Task description => Go through the listing below and repeat it exactly, omitting each picture.

--------------------------------

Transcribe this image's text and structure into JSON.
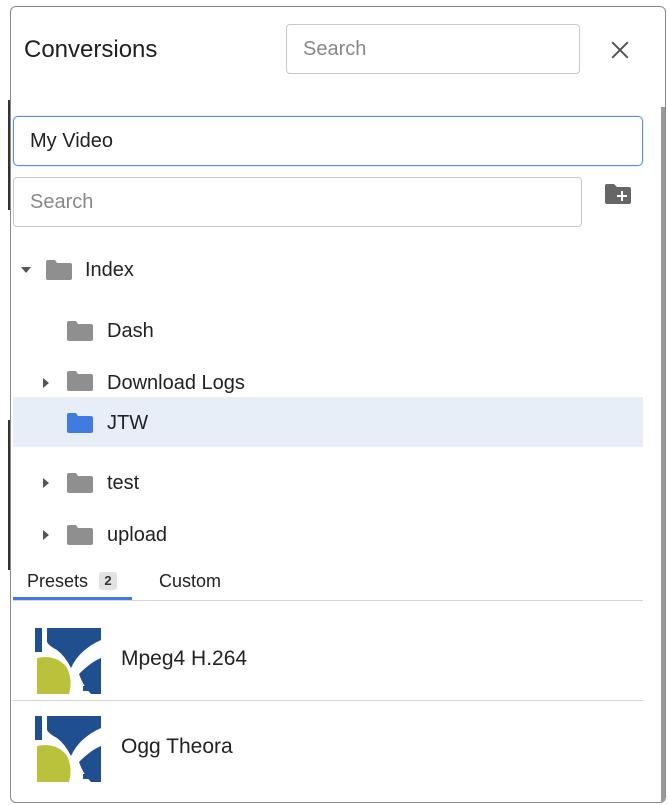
{
  "header": {
    "title": "Conversions",
    "search_placeholder": "Search"
  },
  "name_field": {
    "value": "My Video"
  },
  "tree": {
    "search_placeholder": "Search",
    "items": [
      {
        "label": "Index",
        "expanded": true,
        "has_children": true,
        "selected": false
      },
      {
        "label": "Dash",
        "expanded": false,
        "has_children": false,
        "selected": false
      },
      {
        "label": "Download Logs",
        "expanded": false,
        "has_children": true,
        "selected": false
      },
      {
        "label": "JTW",
        "expanded": false,
        "has_children": false,
        "selected": true
      },
      {
        "label": "test",
        "expanded": false,
        "has_children": true,
        "selected": false
      },
      {
        "label": "upload",
        "expanded": false,
        "has_children": true,
        "selected": false
      }
    ]
  },
  "tabs": {
    "presets": {
      "label": "Presets",
      "count": "2"
    },
    "custom": {
      "label": "Custom"
    }
  },
  "presets": [
    {
      "label": "Mpeg4 H.264",
      "icon": "preset-logo-icon"
    },
    {
      "label": "Ogg Theora",
      "icon": "preset-logo-icon"
    }
  ],
  "colors": {
    "accent": "#3f7be0",
    "selected_row": "#e8eef8",
    "folder_gray": "#8f8f8f",
    "folder_blue": "#3f7be0",
    "logo_blue": "#1f4f8f",
    "logo_green": "#b9c23a"
  }
}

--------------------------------

Reply to the exercise =>
Transcribe this image's text and structure into JSON.
{
  "header": {
    "title": "Conversions",
    "search_placeholder": "Search"
  },
  "name_field": {
    "value": "My Video"
  },
  "tree": {
    "search_placeholder": "Search",
    "items": [
      {
        "label": "Index",
        "expanded": true,
        "has_children": true,
        "selected": false
      },
      {
        "label": "Dash",
        "expanded": false,
        "has_children": false,
        "selected": false
      },
      {
        "label": "Download Logs",
        "expanded": false,
        "has_children": true,
        "selected": false
      },
      {
        "label": "JTW",
        "expanded": false,
        "has_children": false,
        "selected": true
      },
      {
        "label": "test",
        "expanded": false,
        "has_children": true,
        "selected": false
      },
      {
        "label": "upload",
        "expanded": false,
        "has_children": true,
        "selected": false
      }
    ]
  },
  "tabs": {
    "presets": {
      "label": "Presets",
      "count": "2"
    },
    "custom": {
      "label": "Custom"
    }
  },
  "presets": [
    {
      "label": "Mpeg4 H.264",
      "icon": "preset-logo-icon"
    },
    {
      "label": "Ogg Theora",
      "icon": "preset-logo-icon"
    }
  ],
  "colors": {
    "accent": "#3f7be0",
    "selected_row": "#e8eef8",
    "folder_gray": "#8f8f8f",
    "folder_blue": "#3f7be0",
    "logo_blue": "#1f4f8f",
    "logo_green": "#b9c23a"
  }
}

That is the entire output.